TASK BRIEF: The output must match the entries below exactly.

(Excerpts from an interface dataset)
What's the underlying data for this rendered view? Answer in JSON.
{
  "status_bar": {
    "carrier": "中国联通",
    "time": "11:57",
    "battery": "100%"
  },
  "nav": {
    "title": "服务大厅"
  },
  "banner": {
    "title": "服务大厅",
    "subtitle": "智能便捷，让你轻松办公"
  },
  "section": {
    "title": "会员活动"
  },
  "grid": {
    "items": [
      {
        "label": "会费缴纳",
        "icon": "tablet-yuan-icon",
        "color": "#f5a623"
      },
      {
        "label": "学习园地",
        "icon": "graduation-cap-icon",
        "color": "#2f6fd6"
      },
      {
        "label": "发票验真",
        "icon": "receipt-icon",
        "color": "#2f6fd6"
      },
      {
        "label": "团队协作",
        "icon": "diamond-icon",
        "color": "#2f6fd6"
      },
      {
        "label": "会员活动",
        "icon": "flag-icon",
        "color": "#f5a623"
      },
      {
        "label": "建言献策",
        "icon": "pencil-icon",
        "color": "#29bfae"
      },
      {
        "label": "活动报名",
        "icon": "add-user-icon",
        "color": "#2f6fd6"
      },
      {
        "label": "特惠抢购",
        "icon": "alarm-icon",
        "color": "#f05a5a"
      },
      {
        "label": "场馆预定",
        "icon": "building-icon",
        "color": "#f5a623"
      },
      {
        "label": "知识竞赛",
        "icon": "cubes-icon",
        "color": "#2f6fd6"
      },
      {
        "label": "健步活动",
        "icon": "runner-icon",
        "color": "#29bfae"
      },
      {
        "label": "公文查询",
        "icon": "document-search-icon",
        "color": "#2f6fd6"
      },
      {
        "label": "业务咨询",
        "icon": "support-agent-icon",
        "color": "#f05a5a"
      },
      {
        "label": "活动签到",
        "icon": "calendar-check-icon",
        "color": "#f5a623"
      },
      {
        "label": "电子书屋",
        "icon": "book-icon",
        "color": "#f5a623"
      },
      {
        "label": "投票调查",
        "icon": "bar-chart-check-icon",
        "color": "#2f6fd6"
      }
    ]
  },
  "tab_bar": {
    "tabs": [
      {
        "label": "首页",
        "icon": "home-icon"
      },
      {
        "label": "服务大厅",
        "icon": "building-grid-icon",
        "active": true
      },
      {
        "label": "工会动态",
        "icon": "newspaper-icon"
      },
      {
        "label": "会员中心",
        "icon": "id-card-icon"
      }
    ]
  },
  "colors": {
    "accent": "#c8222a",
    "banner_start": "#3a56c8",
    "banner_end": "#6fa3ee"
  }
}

SOLUTION FOR THIS EXERCISE:
What's the underlying data for this rendered view? Answer in JSON.
{
  "status_bar": {
    "carrier": "中国联通",
    "time": "11:57",
    "battery": "100%"
  },
  "nav": {
    "title": "服务大厅"
  },
  "banner": {
    "title": "服务大厅",
    "subtitle": "智能便捷，让你轻松办公"
  },
  "section": {
    "title": "会员活动"
  },
  "grid": {
    "items": [
      {
        "label": "会费缴纳",
        "icon": "tablet-yuan-icon",
        "color": "#f5a623"
      },
      {
        "label": "学习园地",
        "icon": "graduation-cap-icon",
        "color": "#2f6fd6"
      },
      {
        "label": "发票验真",
        "icon": "receipt-icon",
        "color": "#2f6fd6"
      },
      {
        "label": "团队协作",
        "icon": "diamond-icon",
        "color": "#2f6fd6"
      },
      {
        "label": "会员活动",
        "icon": "flag-icon",
        "color": "#f5a623"
      },
      {
        "label": "建言献策",
        "icon": "pencil-icon",
        "color": "#29bfae"
      },
      {
        "label": "活动报名",
        "icon": "add-user-icon",
        "color": "#2f6fd6"
      },
      {
        "label": "特惠抢购",
        "icon": "alarm-icon",
        "color": "#f05a5a"
      },
      {
        "label": "场馆预定",
        "icon": "building-icon",
        "color": "#f5a623"
      },
      {
        "label": "知识竞赛",
        "icon": "cubes-icon",
        "color": "#2f6fd6"
      },
      {
        "label": "健步活动",
        "icon": "runner-icon",
        "color": "#29bfae"
      },
      {
        "label": "公文查询",
        "icon": "document-search-icon",
        "color": "#2f6fd6"
      },
      {
        "label": "业务咨询",
        "icon": "support-agent-icon",
        "color": "#f05a5a"
      },
      {
        "label": "活动签到",
        "icon": "calendar-check-icon",
        "color": "#f5a623"
      },
      {
        "label": "电子书屋",
        "icon": "book-icon",
        "color": "#f5a623"
      },
      {
        "label": "投票调查",
        "icon": "bar-chart-check-icon",
        "color": "#2f6fd6"
      }
    ]
  },
  "tab_bar": {
    "tabs": [
      {
        "label": "首页",
        "icon": "home-icon"
      },
      {
        "label": "服务大厅",
        "icon": "building-grid-icon",
        "active": true
      },
      {
        "label": "工会动态",
        "icon": "newspaper-icon"
      },
      {
        "label": "会员中心",
        "icon": "id-card-icon"
      }
    ]
  },
  "colors": {
    "accent": "#c8222a",
    "banner_start": "#3a56c8",
    "banner_end": "#6fa3ee"
  }
}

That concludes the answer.